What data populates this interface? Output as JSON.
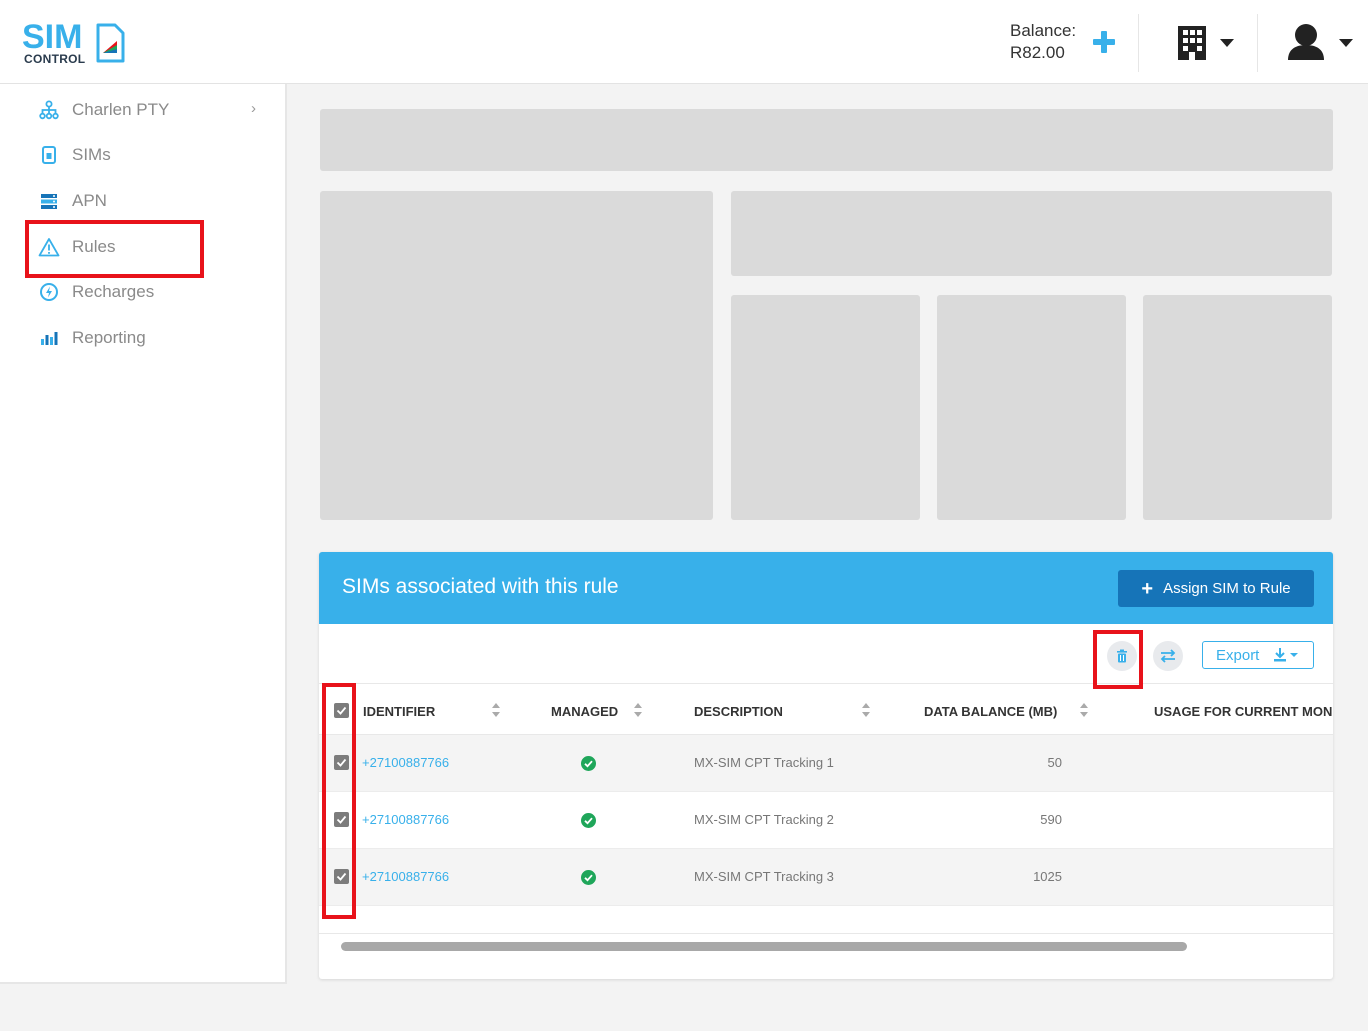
{
  "header": {
    "logo_sim": "SIM",
    "logo_control": "CONTROL",
    "balance_label": "Balance:",
    "balance_value": "R82.00",
    "icons": [
      "plus-icon",
      "building-icon",
      "user-icon",
      "caret-down-icon"
    ]
  },
  "sidebar": {
    "items": [
      {
        "label": "Charlen PTY",
        "icon": "org-tree-icon"
      },
      {
        "label": "SIMs",
        "icon": "sim-card-icon"
      },
      {
        "label": "APN",
        "icon": "server-icon"
      },
      {
        "label": "Rules",
        "icon": "warning-icon"
      },
      {
        "label": "Recharges",
        "icon": "bolt-circle-icon"
      },
      {
        "label": "Reporting",
        "icon": "bar-chart-icon"
      }
    ]
  },
  "panel": {
    "title": "SIMs associated with this rule",
    "assign_label": "Assign SIM to Rule",
    "export_label": "Export",
    "columns": [
      "IDENTIFIER",
      "MANAGED",
      "DESCRIPTION",
      "DATA BALANCE (MB)",
      "USAGE FOR CURRENT MON"
    ],
    "rows": [
      {
        "identifier": "+27100887766",
        "managed": true,
        "description": "MX-SIM CPT Tracking 1",
        "data_balance": "50"
      },
      {
        "identifier": "+27100887766",
        "managed": true,
        "description": "MX-SIM CPT Tracking 2",
        "data_balance": "590"
      },
      {
        "identifier": "+27100887766",
        "managed": true,
        "description": "MX-SIM CPT Tracking 3",
        "data_balance": "1025"
      }
    ]
  },
  "colors": {
    "accent": "#38b0ea",
    "button_dark": "#1674b8",
    "highlight": "#e8121a",
    "success": "#1fa65a"
  }
}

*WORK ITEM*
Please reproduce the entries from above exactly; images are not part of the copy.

*ANSWER TO THE PROBLEM*
What data populates this interface? Output as JSON.
{
  "header": {
    "logo_sim": "SIM",
    "logo_control": "CONTROL",
    "balance_label": "Balance:",
    "balance_value": "R82.00",
    "icons": [
      "plus-icon",
      "building-icon",
      "user-icon",
      "caret-down-icon"
    ]
  },
  "sidebar": {
    "items": [
      {
        "label": "Charlen PTY",
        "icon": "org-tree-icon"
      },
      {
        "label": "SIMs",
        "icon": "sim-card-icon"
      },
      {
        "label": "APN",
        "icon": "server-icon"
      },
      {
        "label": "Rules",
        "icon": "warning-icon"
      },
      {
        "label": "Recharges",
        "icon": "bolt-circle-icon"
      },
      {
        "label": "Reporting",
        "icon": "bar-chart-icon"
      }
    ]
  },
  "panel": {
    "title": "SIMs associated with this rule",
    "assign_label": "Assign SIM to Rule",
    "export_label": "Export",
    "columns": [
      "IDENTIFIER",
      "MANAGED",
      "DESCRIPTION",
      "DATA BALANCE (MB)",
      "USAGE FOR CURRENT MON"
    ],
    "rows": [
      {
        "identifier": "+27100887766",
        "managed": true,
        "description": "MX-SIM CPT Tracking 1",
        "data_balance": "50"
      },
      {
        "identifier": "+27100887766",
        "managed": true,
        "description": "MX-SIM CPT Tracking 2",
        "data_balance": "590"
      },
      {
        "identifier": "+27100887766",
        "managed": true,
        "description": "MX-SIM CPT Tracking 3",
        "data_balance": "1025"
      }
    ]
  },
  "colors": {
    "accent": "#38b0ea",
    "button_dark": "#1674b8",
    "highlight": "#e8121a",
    "success": "#1fa65a"
  }
}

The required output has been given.